- **The problem**
Each entry has to be printed again exactly.

Data about app and page elements:
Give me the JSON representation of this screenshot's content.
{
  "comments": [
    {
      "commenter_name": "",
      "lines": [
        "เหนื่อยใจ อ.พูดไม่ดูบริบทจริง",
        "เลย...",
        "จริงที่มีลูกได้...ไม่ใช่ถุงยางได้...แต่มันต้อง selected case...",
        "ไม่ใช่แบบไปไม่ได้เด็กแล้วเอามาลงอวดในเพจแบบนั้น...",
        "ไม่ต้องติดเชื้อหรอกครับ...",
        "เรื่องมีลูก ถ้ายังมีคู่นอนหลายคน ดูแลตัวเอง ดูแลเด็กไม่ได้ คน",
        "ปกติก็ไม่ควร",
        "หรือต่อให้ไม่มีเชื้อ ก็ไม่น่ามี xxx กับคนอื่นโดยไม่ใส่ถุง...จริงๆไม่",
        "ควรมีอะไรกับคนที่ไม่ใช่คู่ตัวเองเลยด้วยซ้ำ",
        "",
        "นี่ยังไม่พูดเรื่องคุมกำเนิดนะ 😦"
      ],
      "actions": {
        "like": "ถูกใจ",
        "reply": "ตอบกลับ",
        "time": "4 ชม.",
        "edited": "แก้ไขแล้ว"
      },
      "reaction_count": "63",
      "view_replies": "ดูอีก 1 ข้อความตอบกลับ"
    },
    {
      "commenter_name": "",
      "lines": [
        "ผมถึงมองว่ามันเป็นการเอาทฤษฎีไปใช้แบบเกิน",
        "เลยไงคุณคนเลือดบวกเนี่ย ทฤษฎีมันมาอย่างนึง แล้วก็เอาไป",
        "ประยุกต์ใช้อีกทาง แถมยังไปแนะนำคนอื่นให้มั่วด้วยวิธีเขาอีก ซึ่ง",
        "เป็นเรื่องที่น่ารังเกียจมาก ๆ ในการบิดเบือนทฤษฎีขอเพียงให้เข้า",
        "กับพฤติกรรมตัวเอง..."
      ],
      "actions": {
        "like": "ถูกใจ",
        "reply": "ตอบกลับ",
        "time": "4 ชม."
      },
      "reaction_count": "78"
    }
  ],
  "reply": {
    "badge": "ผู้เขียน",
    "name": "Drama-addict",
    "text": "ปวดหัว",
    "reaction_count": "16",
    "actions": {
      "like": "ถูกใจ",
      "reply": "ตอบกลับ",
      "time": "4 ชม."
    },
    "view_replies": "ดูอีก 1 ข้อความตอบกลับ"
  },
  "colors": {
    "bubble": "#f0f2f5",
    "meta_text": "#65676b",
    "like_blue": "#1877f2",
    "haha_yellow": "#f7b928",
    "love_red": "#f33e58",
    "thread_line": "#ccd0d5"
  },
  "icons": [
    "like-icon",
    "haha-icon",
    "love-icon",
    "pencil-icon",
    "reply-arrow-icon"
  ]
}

- **Task answer**
Give me the JSON representation of this screenshot's content.
{
  "comments": [
    {
      "commenter_name": "",
      "lines": [
        "เหนื่อยใจ อ.พูดไม่ดูบริบทจริง",
        "เลย...",
        "จริงที่มีลูกได้...ไม่ใช่ถุงยางได้...แต่มันต้อง selected case...",
        "ไม่ใช่แบบไปไม่ได้เด็กแล้วเอามาลงอวดในเพจแบบนั้น...",
        "ไม่ต้องติดเชื้อหรอกครับ...",
        "เรื่องมีลูก ถ้ายังมีคู่นอนหลายคน ดูแลตัวเอง ดูแลเด็กไม่ได้ คน",
        "ปกติก็ไม่ควร",
        "หรือต่อให้ไม่มีเชื้อ ก็ไม่น่ามี xxx กับคนอื่นโดยไม่ใส่ถุง...จริงๆไม่",
        "ควรมีอะไรกับคนที่ไม่ใช่คู่ตัวเองเลยด้วยซ้ำ",
        "",
        "นี่ยังไม่พูดเรื่องคุมกำเนิดนะ 😦"
      ],
      "actions": {
        "like": "ถูกใจ",
        "reply": "ตอบกลับ",
        "time": "4 ชม.",
        "edited": "แก้ไขแล้ว"
      },
      "reaction_count": "63",
      "view_replies": "ดูอีก 1 ข้อความตอบกลับ"
    },
    {
      "commenter_name": "",
      "lines": [
        "ผมถึงมองว่ามันเป็นการเอาทฤษฎีไปใช้แบบเกิน",
        "เลยไงคุณคนเลือดบวกเนี่ย ทฤษฎีมันมาอย่างนึง แล้วก็เอาไป",
        "ประยุกต์ใช้อีกทาง แถมยังไปแนะนำคนอื่นให้มั่วด้วยวิธีเขาอีก ซึ่ง",
        "เป็นเรื่องที่น่ารังเกียจมาก ๆ ในการบิดเบือนทฤษฎีขอเพียงให้เข้า",
        "กับพฤติกรรมตัวเอง..."
      ],
      "actions": {
        "like": "ถูกใจ",
        "reply": "ตอบกลับ",
        "time": "4 ชม."
      },
      "reaction_count": "78"
    }
  ],
  "reply": {
    "badge": "ผู้เขียน",
    "name": "Drama-addict",
    "text": "ปวดหัว",
    "reaction_count": "16",
    "actions": {
      "like": "ถูกใจ",
      "reply": "ตอบกลับ",
      "time": "4 ชม."
    },
    "view_replies": "ดูอีก 1 ข้อความตอบกลับ"
  },
  "colors": {
    "bubble": "#f0f2f5",
    "meta_text": "#65676b",
    "like_blue": "#1877f2",
    "haha_yellow": "#f7b928",
    "love_red": "#f33e58",
    "thread_line": "#ccd0d5"
  },
  "icons": [
    "like-icon",
    "haha-icon",
    "love-icon",
    "pencil-icon",
    "reply-arrow-icon"
  ]
}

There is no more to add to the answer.